Yes, I am a bad blogger. Hopeless. Grade Zed – no, even worse than that, grade unter-Zed. Somewhere else I started a blog, did an entry, and then half-pie another one, and then quit. So I kind of think this one is likely to be similar, but who knows? Maybe I will be so energised by the high-quality responses from people who read this, that it will run and run. That would be nice.
What I’d like to write is about writing – to me, I think writers may enjoy writing, and may earn money and thrills and fun and fame from it, but that ultimately, in their heart of hearts, they write because they have to. At any rate, that is why I write. Yes, I do get pleasure from it. Sometimes I have got goosebumps as I’ve written especially thrilling passages; tears have come to my eyes, even on repeated readings, of other bits, and on the few occasions I’ve written something meant to be funny, I’ve smiled again, and again. All those things are true, and good, and help make writing worthwhile.
Ultimately though, I write because I feel compelled to write – a compulsion. It’s been in me since I was reasonably young, a teenager, and while I’ve been in the writing game professionally for more than twenty-five years, before that I kept starting things and trying other things…and I don’t imagine my experience is at all strange.
Naturally I would like it if my compulsion ah compelled readers to read my stuff. Like any writer, I want to be read.

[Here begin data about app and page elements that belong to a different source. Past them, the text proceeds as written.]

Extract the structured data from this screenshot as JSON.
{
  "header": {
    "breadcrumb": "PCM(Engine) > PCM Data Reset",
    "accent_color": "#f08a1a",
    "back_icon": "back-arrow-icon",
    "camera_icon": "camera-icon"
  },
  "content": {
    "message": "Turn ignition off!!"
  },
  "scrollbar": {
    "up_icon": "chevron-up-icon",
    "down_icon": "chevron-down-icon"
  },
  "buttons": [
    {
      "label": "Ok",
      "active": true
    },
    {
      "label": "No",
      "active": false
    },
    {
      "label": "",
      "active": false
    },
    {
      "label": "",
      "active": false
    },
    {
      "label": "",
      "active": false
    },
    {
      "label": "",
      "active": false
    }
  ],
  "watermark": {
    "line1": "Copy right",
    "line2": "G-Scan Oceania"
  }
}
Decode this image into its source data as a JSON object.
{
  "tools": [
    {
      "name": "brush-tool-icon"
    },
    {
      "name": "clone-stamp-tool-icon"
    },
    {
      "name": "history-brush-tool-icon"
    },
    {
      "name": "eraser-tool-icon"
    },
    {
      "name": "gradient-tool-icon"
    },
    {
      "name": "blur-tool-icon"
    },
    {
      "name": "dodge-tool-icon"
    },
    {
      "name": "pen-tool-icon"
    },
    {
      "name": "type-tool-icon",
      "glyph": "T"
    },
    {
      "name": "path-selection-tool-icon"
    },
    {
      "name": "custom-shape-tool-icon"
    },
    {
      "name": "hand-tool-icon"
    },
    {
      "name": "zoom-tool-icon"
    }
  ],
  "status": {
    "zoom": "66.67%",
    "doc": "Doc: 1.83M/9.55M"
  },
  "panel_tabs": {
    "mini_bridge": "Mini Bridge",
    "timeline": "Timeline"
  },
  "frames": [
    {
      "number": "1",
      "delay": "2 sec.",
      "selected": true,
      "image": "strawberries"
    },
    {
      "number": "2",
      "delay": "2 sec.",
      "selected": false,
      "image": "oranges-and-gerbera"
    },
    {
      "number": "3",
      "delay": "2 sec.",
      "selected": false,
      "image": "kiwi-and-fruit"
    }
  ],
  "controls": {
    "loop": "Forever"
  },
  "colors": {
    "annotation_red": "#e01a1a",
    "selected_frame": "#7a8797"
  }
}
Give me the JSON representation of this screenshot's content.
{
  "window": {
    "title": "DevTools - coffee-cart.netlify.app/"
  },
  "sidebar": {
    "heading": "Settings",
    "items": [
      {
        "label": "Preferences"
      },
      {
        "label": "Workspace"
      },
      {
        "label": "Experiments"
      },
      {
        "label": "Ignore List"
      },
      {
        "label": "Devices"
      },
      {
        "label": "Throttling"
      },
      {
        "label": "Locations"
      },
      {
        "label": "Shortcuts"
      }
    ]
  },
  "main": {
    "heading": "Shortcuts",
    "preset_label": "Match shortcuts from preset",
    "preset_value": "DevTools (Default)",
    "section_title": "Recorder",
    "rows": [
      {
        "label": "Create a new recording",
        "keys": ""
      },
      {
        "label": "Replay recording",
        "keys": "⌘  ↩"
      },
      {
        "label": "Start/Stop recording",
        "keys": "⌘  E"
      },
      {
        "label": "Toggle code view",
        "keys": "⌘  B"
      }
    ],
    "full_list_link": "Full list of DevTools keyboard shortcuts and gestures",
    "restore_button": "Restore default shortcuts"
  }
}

I think I have things to say that are worth saying, worth reading and worth thinking about. All my books are in some sense intellectual thrillers, even if they are all different: they are “novels of ideas”, and the ideas that underlie and inform them are what I would like readers to find most interesting about them.
That’s not for everybody. Nor is the sex and violence that percolate through the prose. I enjoy writing that stuff, and would like every reader to enjoy reading it too, along with everything in my books. But I know that as with the ideas, some people just don’t want to know.
For example, Demented, which is largely set in a dementia unit in an old people’s home, offended some readers because the reality of the setting involved people who were incontinent. I thought that feature an important part of the novel: the reality of what it is like to suffer from dementia and what it is like to care for people who suffer from it. One reader said, “Give me a break!” Another said, “Too much of poohs.” But a third, who had worked in such a place, said, “You got what it’s like perfectly.” So while I “lost” in this count two to one, to me, I won: “perfectly” from one who knows.
The thing that gets me down the most, however, is not resistance to things like this – after all no one has to like what I write – but missing the point altogether. My novel The Kleiber Monster is partly about the truth that most old people are women, typically widowed, and suggests, admittedly obliquely, that they should not moulder alone in their houses once their husbands die, but should buddy up with other women, not just as flatmates either. The idea was to raise this idea without beating people over the head with it, and while some readers got it immediately (one professional reader said, “Yes. Octogenerian lesbian sex”) others just saw another aspect of this relationship, and missed the underlying point. Bad writing, Steve, is my conclusion. But maybe I am being unfair to myself.
However I am hardly setting the world on fire at the mo.
Meanwhile I am writing another one. I just can’t help it. It’s my ninth novel though I have put only five on the net as e-books. I’m enjoying writing it. It’s different from the others, but the same too. Maybe it’ll be the one that cracks it for me, and people will go back to the others and find all the richness presently hidden from them!
Well, that’s me. If you have got this far, five stars! You don’t care about the stars, do you? Not to worry.